EPRI’s Richardson reviewed the vendor’s proposed protocol and recommended refinements based on the latest advances in ultrasonic technology. He fabricated mockups of the plant’s boiler tubes and brought them to the vendor’s testing facility in Brisbane, where the team demonstrated the refined technique. Using computer simulation, Richardson analyzed the results and recommended further refinements (such as different equipment settings) to improve the accuracy of defect detection. The vendor successfully implemented the technique at the plant during the reheater replacement, with assistance from Richardson in interpreting ultrasonic images. Plant technicians used radiography and destructive methods to examine numerous welds, confirming the presence of defects identified by the phased array inspection.

“The replacement of the Kogan Creek horizontal reheater was a large logistical exercise involving removal and replacement of 588 reheater elements,” said Ian Rawlings, who manages power plant boilers for CS Energy. “While phased array inspection has been used on previous tube replacements, it hadn’t been used for thin-walled reheater tubes.
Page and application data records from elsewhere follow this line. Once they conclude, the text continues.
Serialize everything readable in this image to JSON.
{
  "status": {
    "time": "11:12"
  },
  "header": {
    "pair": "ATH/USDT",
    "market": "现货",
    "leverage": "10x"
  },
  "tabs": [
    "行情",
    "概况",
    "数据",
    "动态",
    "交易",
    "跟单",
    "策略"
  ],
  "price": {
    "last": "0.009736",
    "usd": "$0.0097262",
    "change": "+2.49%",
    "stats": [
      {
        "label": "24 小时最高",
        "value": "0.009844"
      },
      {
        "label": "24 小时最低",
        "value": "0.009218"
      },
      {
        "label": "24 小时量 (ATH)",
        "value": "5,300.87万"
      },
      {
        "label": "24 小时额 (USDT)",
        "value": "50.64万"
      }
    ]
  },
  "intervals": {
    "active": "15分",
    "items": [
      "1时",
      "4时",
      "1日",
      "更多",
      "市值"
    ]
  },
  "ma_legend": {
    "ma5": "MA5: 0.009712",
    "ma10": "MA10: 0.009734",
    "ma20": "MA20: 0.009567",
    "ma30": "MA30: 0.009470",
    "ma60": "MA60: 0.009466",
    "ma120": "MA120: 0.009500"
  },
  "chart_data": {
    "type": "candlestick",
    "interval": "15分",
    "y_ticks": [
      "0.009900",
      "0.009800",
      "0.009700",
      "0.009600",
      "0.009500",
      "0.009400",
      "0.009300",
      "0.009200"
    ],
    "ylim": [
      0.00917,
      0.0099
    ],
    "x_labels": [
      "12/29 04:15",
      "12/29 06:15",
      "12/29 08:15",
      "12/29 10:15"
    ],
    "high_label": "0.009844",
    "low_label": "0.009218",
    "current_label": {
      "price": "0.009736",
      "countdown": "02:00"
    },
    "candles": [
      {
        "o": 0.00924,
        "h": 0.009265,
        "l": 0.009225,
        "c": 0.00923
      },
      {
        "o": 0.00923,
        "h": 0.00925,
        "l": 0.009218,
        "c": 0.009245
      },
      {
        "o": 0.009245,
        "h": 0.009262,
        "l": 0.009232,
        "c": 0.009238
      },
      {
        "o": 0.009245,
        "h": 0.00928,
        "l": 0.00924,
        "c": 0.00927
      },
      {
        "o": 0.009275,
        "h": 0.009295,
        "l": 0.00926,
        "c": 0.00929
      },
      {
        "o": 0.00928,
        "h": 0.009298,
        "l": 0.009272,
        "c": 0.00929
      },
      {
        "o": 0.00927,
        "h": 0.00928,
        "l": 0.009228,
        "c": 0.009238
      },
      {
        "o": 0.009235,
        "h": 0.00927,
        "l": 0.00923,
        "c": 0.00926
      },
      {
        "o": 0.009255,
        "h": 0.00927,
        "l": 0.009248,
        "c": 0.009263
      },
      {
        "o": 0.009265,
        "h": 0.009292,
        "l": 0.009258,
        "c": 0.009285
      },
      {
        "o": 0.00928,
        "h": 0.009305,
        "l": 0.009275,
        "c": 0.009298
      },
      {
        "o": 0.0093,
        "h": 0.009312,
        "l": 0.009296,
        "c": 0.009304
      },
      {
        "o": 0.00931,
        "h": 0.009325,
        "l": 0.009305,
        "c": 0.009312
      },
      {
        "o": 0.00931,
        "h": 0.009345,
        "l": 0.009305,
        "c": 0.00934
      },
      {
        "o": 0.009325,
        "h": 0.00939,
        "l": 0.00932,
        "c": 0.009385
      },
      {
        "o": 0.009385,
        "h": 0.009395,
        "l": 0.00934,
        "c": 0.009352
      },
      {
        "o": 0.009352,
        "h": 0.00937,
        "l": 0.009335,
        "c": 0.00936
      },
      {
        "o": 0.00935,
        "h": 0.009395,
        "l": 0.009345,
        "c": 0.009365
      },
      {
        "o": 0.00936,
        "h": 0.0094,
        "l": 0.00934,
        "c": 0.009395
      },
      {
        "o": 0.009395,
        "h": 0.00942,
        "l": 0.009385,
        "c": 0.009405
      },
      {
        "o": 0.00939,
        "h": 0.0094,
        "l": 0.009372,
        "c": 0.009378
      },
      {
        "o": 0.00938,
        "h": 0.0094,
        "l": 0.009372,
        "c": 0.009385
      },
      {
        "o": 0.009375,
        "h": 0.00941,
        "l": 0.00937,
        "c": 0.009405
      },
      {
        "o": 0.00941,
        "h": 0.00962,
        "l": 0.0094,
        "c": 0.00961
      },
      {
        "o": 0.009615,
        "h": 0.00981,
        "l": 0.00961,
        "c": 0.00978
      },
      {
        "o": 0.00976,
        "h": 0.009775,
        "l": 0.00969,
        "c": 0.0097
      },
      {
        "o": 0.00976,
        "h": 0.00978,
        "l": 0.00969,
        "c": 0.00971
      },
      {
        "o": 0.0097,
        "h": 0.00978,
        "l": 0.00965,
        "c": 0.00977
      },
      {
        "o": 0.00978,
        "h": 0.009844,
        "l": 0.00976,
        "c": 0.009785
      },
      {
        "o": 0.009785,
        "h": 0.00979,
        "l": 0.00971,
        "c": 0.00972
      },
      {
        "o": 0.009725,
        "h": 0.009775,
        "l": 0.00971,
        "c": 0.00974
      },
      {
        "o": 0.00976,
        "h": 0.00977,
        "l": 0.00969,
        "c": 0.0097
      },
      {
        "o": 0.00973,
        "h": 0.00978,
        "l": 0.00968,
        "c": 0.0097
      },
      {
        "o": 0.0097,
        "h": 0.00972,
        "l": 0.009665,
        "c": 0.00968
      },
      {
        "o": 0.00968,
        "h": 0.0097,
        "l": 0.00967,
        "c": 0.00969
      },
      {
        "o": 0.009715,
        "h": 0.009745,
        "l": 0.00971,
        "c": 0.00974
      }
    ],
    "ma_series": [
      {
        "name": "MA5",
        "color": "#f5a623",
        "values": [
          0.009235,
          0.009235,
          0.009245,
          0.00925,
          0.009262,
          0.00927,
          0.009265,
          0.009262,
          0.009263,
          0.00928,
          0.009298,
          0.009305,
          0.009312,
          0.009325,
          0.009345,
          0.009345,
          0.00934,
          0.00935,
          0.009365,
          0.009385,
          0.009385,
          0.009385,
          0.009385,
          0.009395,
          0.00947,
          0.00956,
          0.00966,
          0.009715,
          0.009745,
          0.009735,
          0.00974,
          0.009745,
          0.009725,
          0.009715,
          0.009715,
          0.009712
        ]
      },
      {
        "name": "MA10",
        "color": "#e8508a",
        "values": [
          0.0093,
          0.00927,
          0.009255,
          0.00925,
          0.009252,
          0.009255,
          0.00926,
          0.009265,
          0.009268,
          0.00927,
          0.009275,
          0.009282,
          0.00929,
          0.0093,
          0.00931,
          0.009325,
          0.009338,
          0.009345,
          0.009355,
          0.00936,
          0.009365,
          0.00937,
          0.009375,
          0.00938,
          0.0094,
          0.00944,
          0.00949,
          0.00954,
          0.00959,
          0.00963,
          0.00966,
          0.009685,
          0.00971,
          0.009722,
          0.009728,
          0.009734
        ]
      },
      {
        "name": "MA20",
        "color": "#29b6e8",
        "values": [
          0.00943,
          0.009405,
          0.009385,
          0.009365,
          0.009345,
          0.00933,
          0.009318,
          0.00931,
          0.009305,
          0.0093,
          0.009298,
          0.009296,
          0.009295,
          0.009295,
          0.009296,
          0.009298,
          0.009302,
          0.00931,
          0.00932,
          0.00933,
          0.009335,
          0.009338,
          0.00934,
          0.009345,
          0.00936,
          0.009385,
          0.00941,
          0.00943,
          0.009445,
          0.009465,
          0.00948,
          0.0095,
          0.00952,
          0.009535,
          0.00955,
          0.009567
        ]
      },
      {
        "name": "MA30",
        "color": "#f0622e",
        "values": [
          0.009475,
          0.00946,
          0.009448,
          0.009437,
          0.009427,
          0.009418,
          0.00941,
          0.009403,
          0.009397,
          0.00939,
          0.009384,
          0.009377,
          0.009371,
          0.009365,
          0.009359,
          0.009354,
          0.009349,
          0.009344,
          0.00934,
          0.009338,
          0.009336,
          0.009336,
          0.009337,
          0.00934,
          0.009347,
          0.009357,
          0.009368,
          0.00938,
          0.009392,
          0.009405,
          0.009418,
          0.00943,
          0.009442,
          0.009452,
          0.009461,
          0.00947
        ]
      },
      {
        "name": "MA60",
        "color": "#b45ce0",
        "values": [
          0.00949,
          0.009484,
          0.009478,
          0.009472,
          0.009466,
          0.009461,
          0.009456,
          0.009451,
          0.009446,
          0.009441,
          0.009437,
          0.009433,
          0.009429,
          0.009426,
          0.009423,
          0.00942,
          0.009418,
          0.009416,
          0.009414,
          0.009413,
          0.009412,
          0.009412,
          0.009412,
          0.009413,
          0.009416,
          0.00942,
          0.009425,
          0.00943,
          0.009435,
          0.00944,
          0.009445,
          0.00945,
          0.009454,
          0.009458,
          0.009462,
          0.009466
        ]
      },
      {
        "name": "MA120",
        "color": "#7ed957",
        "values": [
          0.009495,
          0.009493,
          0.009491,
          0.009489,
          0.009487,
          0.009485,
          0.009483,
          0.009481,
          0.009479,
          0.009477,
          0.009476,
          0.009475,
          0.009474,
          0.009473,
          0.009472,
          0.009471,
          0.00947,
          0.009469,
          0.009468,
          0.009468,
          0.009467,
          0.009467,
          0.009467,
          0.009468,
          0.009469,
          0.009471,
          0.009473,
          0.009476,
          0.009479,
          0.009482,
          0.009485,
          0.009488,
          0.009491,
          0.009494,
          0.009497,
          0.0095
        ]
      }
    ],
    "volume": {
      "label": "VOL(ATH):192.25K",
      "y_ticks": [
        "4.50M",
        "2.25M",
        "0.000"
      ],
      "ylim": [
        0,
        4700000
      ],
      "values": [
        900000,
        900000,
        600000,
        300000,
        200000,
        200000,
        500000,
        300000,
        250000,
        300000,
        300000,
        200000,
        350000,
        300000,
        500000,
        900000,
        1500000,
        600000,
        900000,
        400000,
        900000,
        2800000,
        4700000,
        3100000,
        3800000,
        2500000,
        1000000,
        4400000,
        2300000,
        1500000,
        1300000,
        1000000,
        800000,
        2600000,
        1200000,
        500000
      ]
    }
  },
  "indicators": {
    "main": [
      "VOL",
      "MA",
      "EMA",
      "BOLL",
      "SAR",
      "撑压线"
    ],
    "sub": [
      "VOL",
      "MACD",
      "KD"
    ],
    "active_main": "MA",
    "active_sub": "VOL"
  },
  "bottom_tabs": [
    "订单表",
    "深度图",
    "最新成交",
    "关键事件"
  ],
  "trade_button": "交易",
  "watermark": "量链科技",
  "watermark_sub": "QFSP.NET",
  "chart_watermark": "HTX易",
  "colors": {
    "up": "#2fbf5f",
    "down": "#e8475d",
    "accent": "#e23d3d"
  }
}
Our NDE contractor Intertek developed a procedure to detect and size defects in the welds. With input from EPRI, the procedure was revised to enhance its accuracy. Additionally, EPRI supplied sample welds with and without defects, and these samples were used to train and verify the competency of the NDE technicians. Since returning to service in 2019, the plant has not experienced any leaks in the new reheater section.”

Need to Sharpen Your Inspection Skills? EPRI Can Help
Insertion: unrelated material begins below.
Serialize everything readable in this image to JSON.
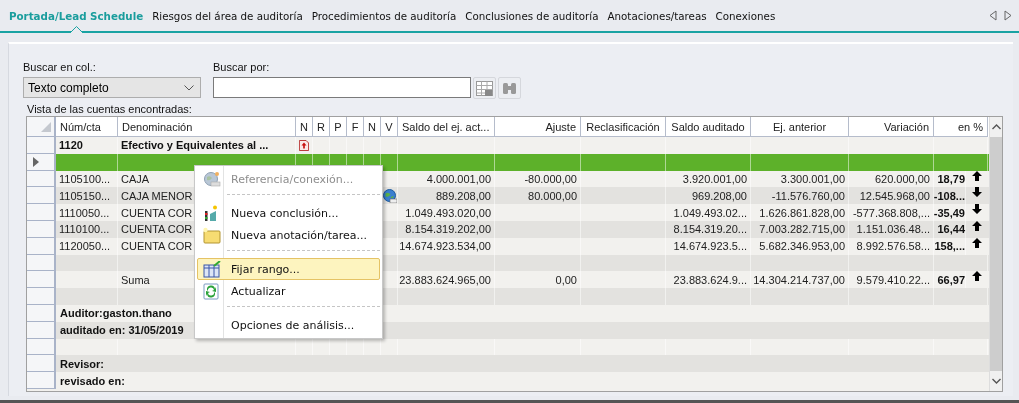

In response to a growing share of renewable energy in the electric power system, thermal power plants around the world increasingly cycle up and down or shut down temporarily—modes known as flexible operations. Because many plants were not designed to operate under these conditions, they can lead to damage of critical components. More than ever, it is essential for power plants to have expertise in nondestructive evaluation (NDE)—inspection with technologies that can probe and penetrate metals and reveal defects without damaging plant components. NDE can help plant operators identify emerging problems with components and plan for repairs and replacements.

Since 2012, EPRI has run a program to assess the proficiency of NDE technicians in applying advanced inspection techniques at power plants, with an objective to demonstrate that NDE procedures, equipment, and personnel can achieve a high level of accuracy in detecting and characterizing damage. As part of the program, EPRI technical experts help plant operators and their NDE vendors refine inspection protocols based on the latest technologies, expand application of advanced techniques, interpret data, and better understand damage mechanisms. EPRI’s NDE laboratory in Charlotte, North Carolina has a large inventory of service-damaged plant components that are used for analyzing damage mechanisms and fine-tuning NDE techniques. Nine power companies around the world currently participate in the program, which has completed more than 470 proficiency assessments to date.
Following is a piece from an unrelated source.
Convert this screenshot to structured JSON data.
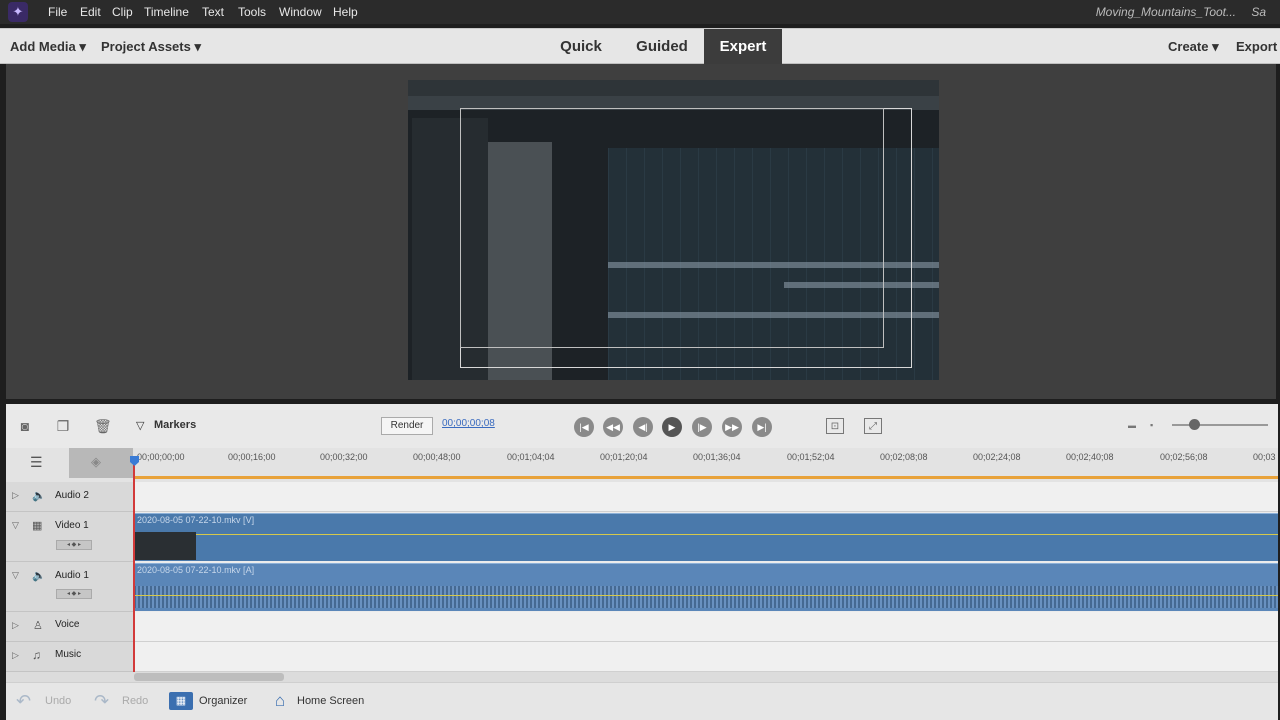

“NDE inspections and analysis are critical to the safe and reliable operation of power plants,” said Mike Ruszkowski, who leads research in EPRI’s NDE group. “If improperly executed, they could lead to substantial financial loss and potential safety concerns for both equipment and personnel. An inspection that misses signs of potential component failure could lead to significant unexpected cost in repairs or replacements. On the other hand, an incorrect prognosis of a failure could lead to unnecessary maintenance costs and loss of production due to a plant outage.”

Through its ongoing communications with power plant operators around the world, EPRI’s NDE program is well-positioned to identify emerging problems related to plant cycling and other flexible operations. “Our NDE research team supports power companies globally,” said Ruszkowski. “This allows us to work with multiple utilities on a wide range of issues and identify common problems that require further research.”

Key EPRI Technical Experts:

Jay Richardson
For more information, contact

Photo at top of article: Kogan Creek Power Station. Photo courtesy of CS Energy